Living in Celebrity Society

Professor Robert van Krieken, The University of Sydney

22nd Nov 2012  02:00 pm - Darlington Centre School Building Room 6

On television, in magazines and books, on the internet, and in films: celebrities of all sorts seem to take up a lot of space. The cross-over between the celebrity and politics appears to be intensifying, with actors and pop stars becoming politicians, politicians needing to function in the same way as celebrities, and increasingly rely on their association with celebrities for their political effectiveness. The more one looks around the world today, the more one sees social, economic and political life being organized around celebrities.

But we still understand very little about what different celebrities have in common with each other, and what celebrity actually means.

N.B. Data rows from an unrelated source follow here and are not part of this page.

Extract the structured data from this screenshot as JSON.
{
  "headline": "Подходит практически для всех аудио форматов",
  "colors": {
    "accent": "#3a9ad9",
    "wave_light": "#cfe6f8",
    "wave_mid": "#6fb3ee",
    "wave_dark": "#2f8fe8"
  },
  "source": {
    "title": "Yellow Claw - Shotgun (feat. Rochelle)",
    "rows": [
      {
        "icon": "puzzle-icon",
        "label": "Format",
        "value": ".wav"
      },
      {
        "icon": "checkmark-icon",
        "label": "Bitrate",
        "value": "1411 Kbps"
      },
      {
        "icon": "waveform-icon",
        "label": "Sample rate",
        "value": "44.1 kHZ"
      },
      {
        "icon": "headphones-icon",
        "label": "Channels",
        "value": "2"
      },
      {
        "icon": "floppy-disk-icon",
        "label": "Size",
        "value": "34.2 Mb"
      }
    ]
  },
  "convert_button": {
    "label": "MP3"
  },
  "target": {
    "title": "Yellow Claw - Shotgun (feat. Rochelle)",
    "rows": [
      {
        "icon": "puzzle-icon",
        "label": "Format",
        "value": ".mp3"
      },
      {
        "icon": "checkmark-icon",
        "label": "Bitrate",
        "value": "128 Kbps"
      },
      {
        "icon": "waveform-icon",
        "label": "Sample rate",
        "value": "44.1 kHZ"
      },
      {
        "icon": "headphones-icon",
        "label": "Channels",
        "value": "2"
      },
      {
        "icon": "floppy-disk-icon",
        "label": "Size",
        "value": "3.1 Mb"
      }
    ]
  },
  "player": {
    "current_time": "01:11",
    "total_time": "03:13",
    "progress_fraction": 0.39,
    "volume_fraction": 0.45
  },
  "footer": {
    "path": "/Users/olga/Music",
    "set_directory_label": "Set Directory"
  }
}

The aim in this presentation, drawing on the book Celebrity Society (Routledge), is to reflect on the deeper significance of celebrity for our everyday life, our sense of self, and relations of status, recognition and power. It will look at the way in which the figure of 'the celebrity' is bound up with the emergence of modernity, as well as how the 'celebrification of society' is not just the twentieth-century product of Hollywood and television, but a long-term historical process, beginning with the printing press, theatre and art. It will sketch the central elements of what can be called 'celebrity society', organized around the distribution of visibility, attention and recognition.

Drawing on the work of the sociologist Norbert Elias, it is possible to see contemporary celebrity society as the heir (or heiress) of court society, reproducing but also democratising the role of the aristocracy. Understanding 'celebrity's secret' also means engaging with the idea of celebrity as driven by the 'economics of attention', because attention has become a vital and increasingly valuable resource in the information age.